_REQUIREMENT_
State how many lines in the following entries contain the word "Changes". No other output.

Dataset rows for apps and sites
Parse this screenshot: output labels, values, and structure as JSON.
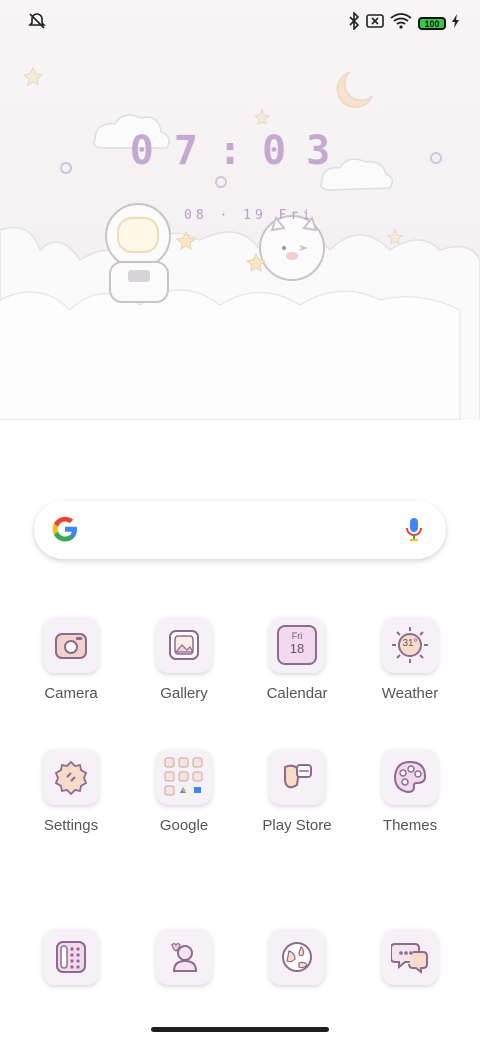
{
  "status_bar": {
    "battery": "100",
    "left_icons": [
      "alarm-off-icon"
    ],
    "right_icons": [
      "bluetooth-icon",
      "sim-off-icon",
      "wifi-icon",
      "battery-icon",
      "charging-icon"
    ]
  },
  "wallpaper": {
    "clock": "07:03",
    "date": "08 · 19 Fri",
    "accent": "#c5a9d0"
  },
  "search_bar": {
    "icons": [
      "google-logo-icon",
      "microphone-icon"
    ]
  },
  "apps_row1": [
    {
      "label": "Camera",
      "icon": "camera-icon"
    },
    {
      "label": "Gallery",
      "icon": "gallery-icon"
    },
    {
      "label": "Calendar",
      "icon": "calendar-icon",
      "day": "Fri",
      "date": "18"
    },
    {
      "label": "Weather",
      "icon": "weather-icon",
      "temp": "31°"
    }
  ],
  "apps_row2": [
    {
      "label": "Settings",
      "icon": "settings-icon"
    },
    {
      "label": "Google",
      "icon": "google-folder-icon"
    },
    {
      "label": "Play Store",
      "icon": "play-store-icon"
    },
    {
      "label": "Themes",
      "icon": "themes-icon"
    }
  ],
  "dock": [
    {
      "icon": "phone-dialer-icon"
    },
    {
      "icon": "contacts-icon"
    },
    {
      "icon": "browser-icon"
    },
    {
      "icon": "messages-icon"
    }
  ]
}
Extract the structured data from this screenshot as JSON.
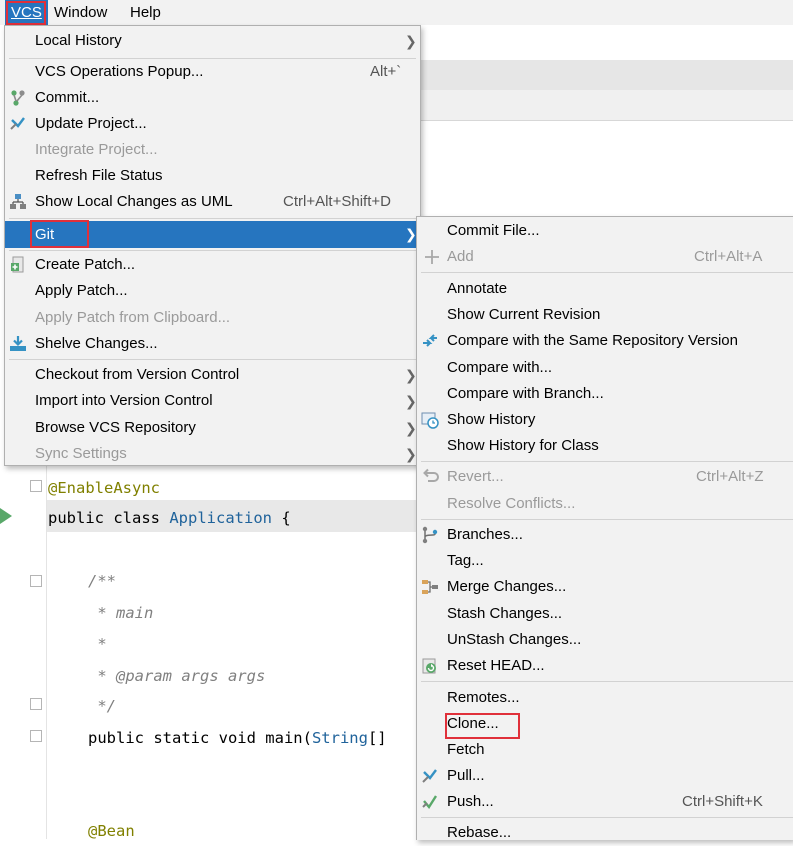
{
  "menubar": {
    "items": [
      "VCS",
      "Window",
      "Help"
    ]
  },
  "vcs_menu": {
    "local_history": "Local History",
    "ops_popup": "VCS Operations Popup...",
    "ops_popup_shortcut": "Alt+`",
    "commit": "Commit...",
    "update_project": "Update Project...",
    "integrate_project": "Integrate Project...",
    "refresh_status": "Refresh File Status",
    "show_uml": "Show Local Changes as UML",
    "show_uml_shortcut": "Ctrl+Alt+Shift+D",
    "git": "Git",
    "create_patch": "Create Patch...",
    "apply_patch": "Apply Patch...",
    "apply_patch_clipboard": "Apply Patch from Clipboard...",
    "shelve_changes": "Shelve Changes...",
    "checkout": "Checkout from Version Control",
    "import": "Import into Version Control",
    "browse": "Browse VCS Repository",
    "sync_settings": "Sync Settings"
  },
  "git_menu": {
    "commit_file": "Commit File...",
    "add": "Add",
    "add_shortcut": "Ctrl+Alt+A",
    "annotate": "Annotate",
    "show_current_revision": "Show Current Revision",
    "compare_same_repo": "Compare with the Same Repository Version",
    "compare_with": "Compare with...",
    "compare_branch": "Compare with Branch...",
    "show_history": "Show History",
    "show_history_class": "Show History for Class",
    "revert": "Revert...",
    "revert_shortcut": "Ctrl+Alt+Z",
    "resolve_conflicts": "Resolve Conflicts...",
    "branches": "Branches...",
    "tag": "Tag...",
    "merge_changes": "Merge Changes...",
    "stash_changes": "Stash Changes...",
    "unstash_changes": "UnStash Changes...",
    "reset_head": "Reset HEAD...",
    "remotes": "Remotes...",
    "clone": "Clone...",
    "fetch": "Fetch",
    "pull": "Pull...",
    "push": "Push...",
    "push_shortcut": "Ctrl+Shift+K",
    "rebase": "Rebase..."
  },
  "editor": {
    "line1": "@EnableAsync",
    "line2_kw": "public class ",
    "line2_cls": "Application",
    "line2_end": " {",
    "line3": "/**",
    "line4": " * main",
    "line5": " *",
    "line6": " * @param args args",
    "line7": " */",
    "line8_a": "public static void main(",
    "line8_cls": "String",
    "line8_b": "[]",
    "line9": "@Bean"
  },
  "colors": {
    "accent": "#2675bf",
    "highlight_box": "#e0303a",
    "menu_bg": "#f2f2f2"
  }
}
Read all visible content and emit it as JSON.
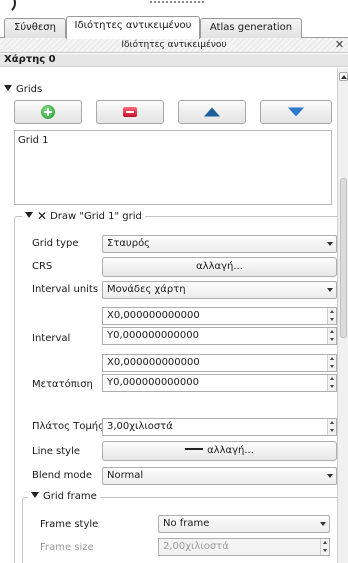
{
  "tabs": [
    {
      "label": "Σύνθεση"
    },
    {
      "label": "Ιδιότητες αντικειμένου"
    },
    {
      "label": "Atlas generation"
    }
  ],
  "dock": {
    "title": "Ιδιότητες αντικειμένου",
    "close_glyph": "✕"
  },
  "item": {
    "title": "Χάρτης 0"
  },
  "grids": {
    "section_label": "Grids",
    "toolbar": {
      "add_icon": "plus-icon",
      "remove_icon": "minus-icon",
      "up_icon": "arrow-up-icon",
      "down_icon": "arrow-down-icon"
    },
    "list_items": [
      "Grid 1"
    ]
  },
  "draw_grid": {
    "checked_glyph": "✕",
    "title": "Draw \"Grid 1\" grid",
    "grid_type": {
      "label": "Grid type",
      "value": "Σταυρός"
    },
    "crs": {
      "label": "CRS",
      "button": "αλλαγή..."
    },
    "interval_units": {
      "label": "Interval units",
      "value": "Μονάδες χάρτη"
    },
    "interval": {
      "label": "Interval",
      "x": "X0,000000000000",
      "y": "Y0,000000000000"
    },
    "offset": {
      "label": "Μετατόπιση",
      "x": "X0,000000000000",
      "y": "Y0,000000000000"
    },
    "cross_width": {
      "label": "Πλάτος Τομής",
      "value": "3,00χιλιοστά"
    },
    "line_style": {
      "label": "Line style",
      "button": "αλλαγή..."
    },
    "blend_mode": {
      "label": "Blend mode",
      "value": "Normal"
    },
    "grid_frame": {
      "title": "Grid frame",
      "frame_style": {
        "label": "Frame style",
        "value": "No frame"
      },
      "frame_size": {
        "label": "Frame size",
        "value": "2,00χιλιοστά"
      }
    }
  }
}
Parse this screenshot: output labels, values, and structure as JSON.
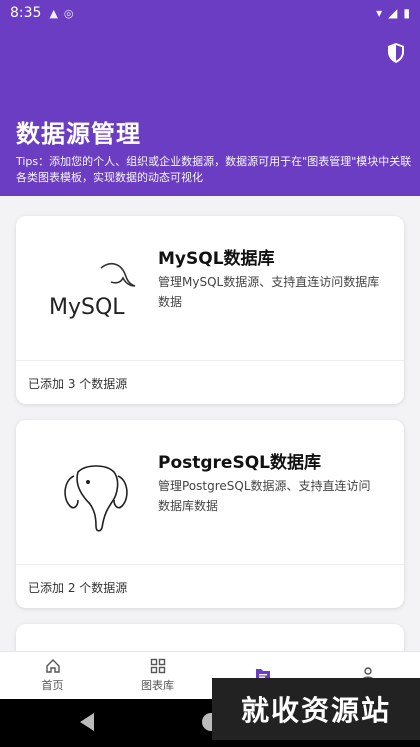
{
  "status_bar": {
    "time": "8:35",
    "icons": [
      "notification-a-icon",
      "cast-icon",
      "wifi-icon",
      "signal-icon",
      "battery-icon"
    ]
  },
  "header": {
    "title": "数据源管理",
    "tips": "Tips：添加您的个人、组织或企业数据源，数据源可用于在\"图表管理\"模块中关联各类图表模板，实现数据的动态可视化",
    "bg_color": "#6a3dc2"
  },
  "cards": [
    {
      "logo_text": "MySQL",
      "name": "MySQL数据库",
      "desc": "管理MySQL数据源、支持直连访问数据库数据",
      "footer": "已添加 3 个数据源"
    },
    {
      "logo_text": "",
      "name": "PostgreSQL数据库",
      "desc": "管理PostgreSQL数据源、支持直连访问数据库数据",
      "footer": "已添加 2 个数据源"
    }
  ],
  "nav": [
    {
      "label": "首页",
      "icon": "home-icon",
      "active": false
    },
    {
      "label": "图表库",
      "icon": "grid-icon",
      "active": false
    },
    {
      "label": "",
      "icon": "folder-icon",
      "active": true
    },
    {
      "label": "",
      "icon": "user-icon",
      "active": false
    }
  ],
  "watermark": "就收资源站"
}
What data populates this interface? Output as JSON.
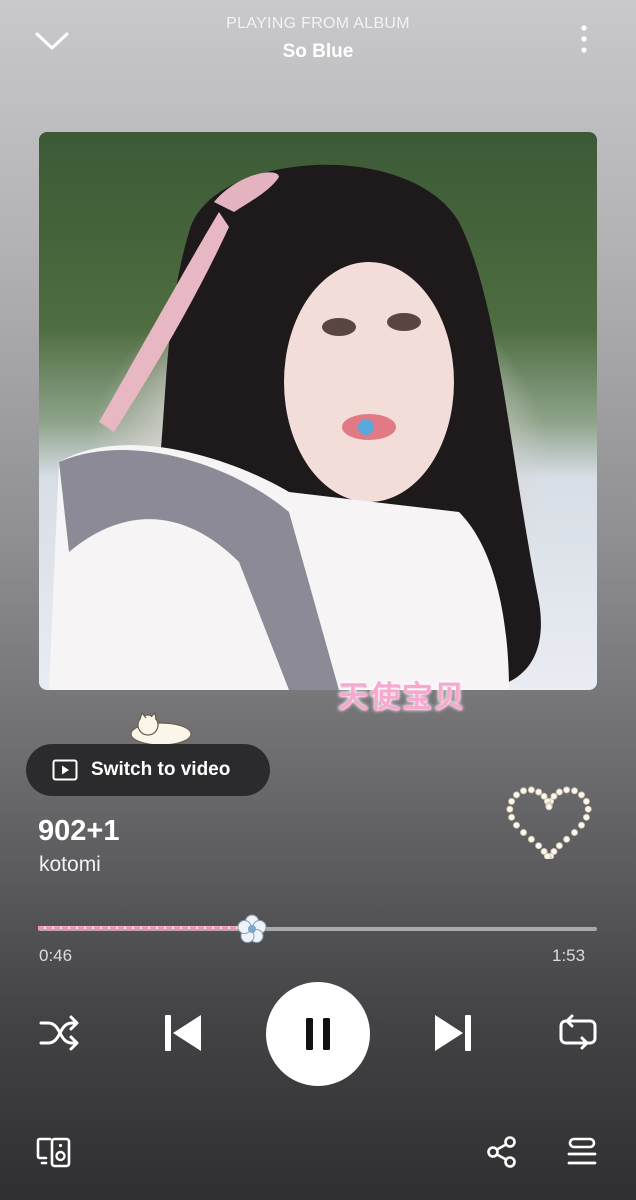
{
  "header": {
    "context_label": "PLAYING FROM ALBUM",
    "album_title": "So Blue"
  },
  "artwork": {
    "overlay_text": "天使宝贝"
  },
  "switch_video": {
    "label": "Switch to video"
  },
  "track": {
    "title": "902+1",
    "artist": "kotomi",
    "liked": false
  },
  "progress": {
    "current": "0:46",
    "total": "1:53",
    "fraction": 0.407
  },
  "controls": {
    "shuffle": "shuffle-icon",
    "previous": "skip-previous-icon",
    "play_pause": "pause-icon",
    "next": "skip-next-icon",
    "repeat": "repeat-icon"
  },
  "footer": {
    "devices": "connect-device-icon",
    "share": "share-icon",
    "queue": "queue-icon"
  },
  "colors": {
    "accent_pink": "#f58fb8",
    "button_bg": "#2b2b2d",
    "play_button": "#ffffff"
  }
}
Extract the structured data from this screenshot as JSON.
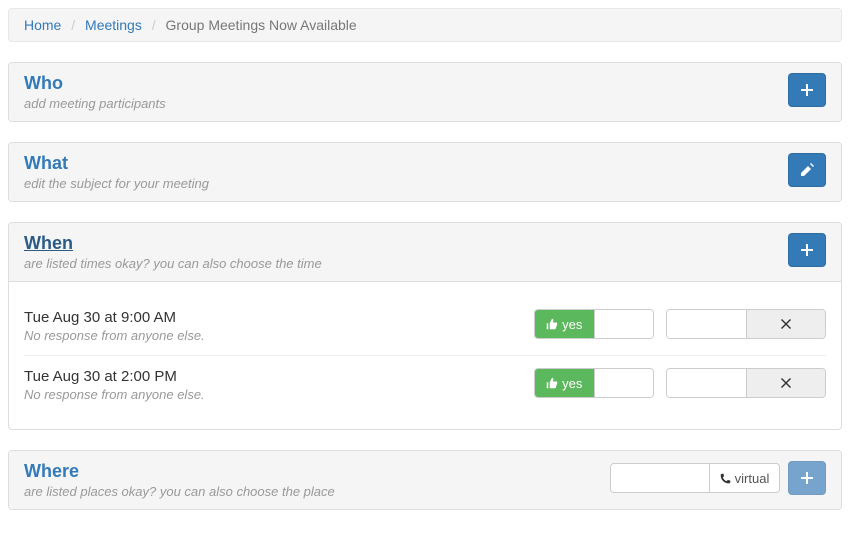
{
  "breadcrumb": {
    "home": "Home",
    "meetings": "Meetings",
    "current": "Group Meetings Now Available"
  },
  "who": {
    "title": "Who",
    "subtitle": "add meeting participants"
  },
  "what": {
    "title": "What",
    "subtitle": "edit the subject for your meeting"
  },
  "when": {
    "title": "When",
    "subtitle": "are listed times okay? you can also choose the time",
    "yes_label": "yes",
    "times": [
      {
        "label": "Tue Aug 30 at 9:00 AM",
        "status": "No response from anyone else."
      },
      {
        "label": "Tue Aug 30 at 2:00 PM",
        "status": "No response from anyone else."
      }
    ]
  },
  "where": {
    "title": "Where",
    "subtitle": "are listed places okay?  you can also choose the place",
    "virtual_label": "virtual"
  }
}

_EXPECTED ANSWER_
5